For those who are home, and for those who are on the way. For those who support the historic and just return of the land of Israel to its people, forever loyal to their inheritance, and its restoration.
Water supply divided between West Bank city's neighborhoods on weekly basis moved entirely to Fatah conference area; residents suffering from blocked roads as well. Meanwhile, Fatah officials split over absent Gaza delegates
BETHLEHEM – The Fatah movement is attempting to present its first congress in 20 years being held in Bethlehem as a success. The organization is mostly trying to convey a sense of "business as usual" and in terms of the status of Gaza Strip and Fatah activists living in the Strip, who have been stopped by Hamas from traveling to the West Bank for the conference.
But those who are really suffering from heat are the West Bank city's residents, who are waiting for the conference to conclude Thursday. A store owner on the city's main street says the Bethlehem's neighborhoods share the water flow – which is supplied every other week.
"This time the entire flow is directed to the conference area, and we are forced to manage without any water. (Anyone surprised?) Otherwise, we can buy containers for NIS 500 (about $129), which are enough for up to four days for an average family."
Without any running water and in light of the boosted presence of thousands of security officers, Bethlehem's residents are trying to go on with their lives. "Half of the city's streets are closed, and every time a senior official's convoy passes, the main road is closed," says the store owner.

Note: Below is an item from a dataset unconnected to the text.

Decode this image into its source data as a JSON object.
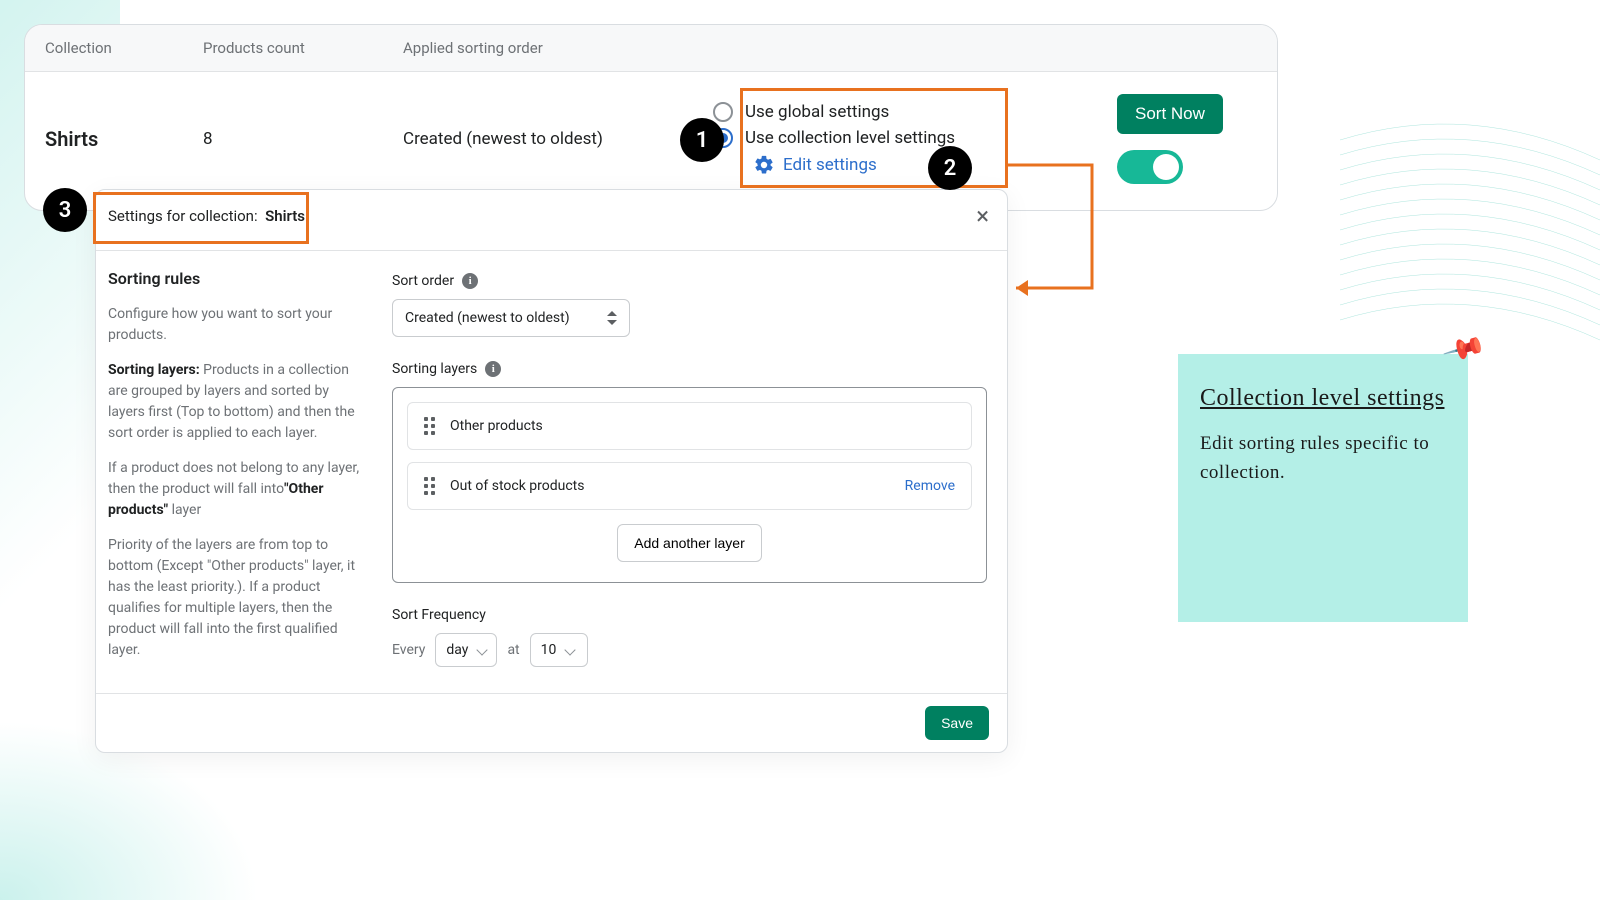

The Palestinian added that the congress delegates have not left even one vacant hotel room. "But this is not the problem – we expected the hotel area to be busy and closed. The problem is with the senior officials who have rented villas and houses in areas far from the conference, and every time they move, the entire world has to stop. It harms people's life routine." (Full article) .
I visited Hevron in November 2000 after the outbreak of the Rosh Hashanah War to see what could be done to assist in the face of the growing daily attacks on the community. After returning to work for the community in the summer of 2001, a bond and a love was forged that grows to this day. My wife Melody and I merited to be married at Ma'arat HaMachpela and now host visitors from throughout the world every Shabbat as well as during the week. Our goal, "Time to come Home!"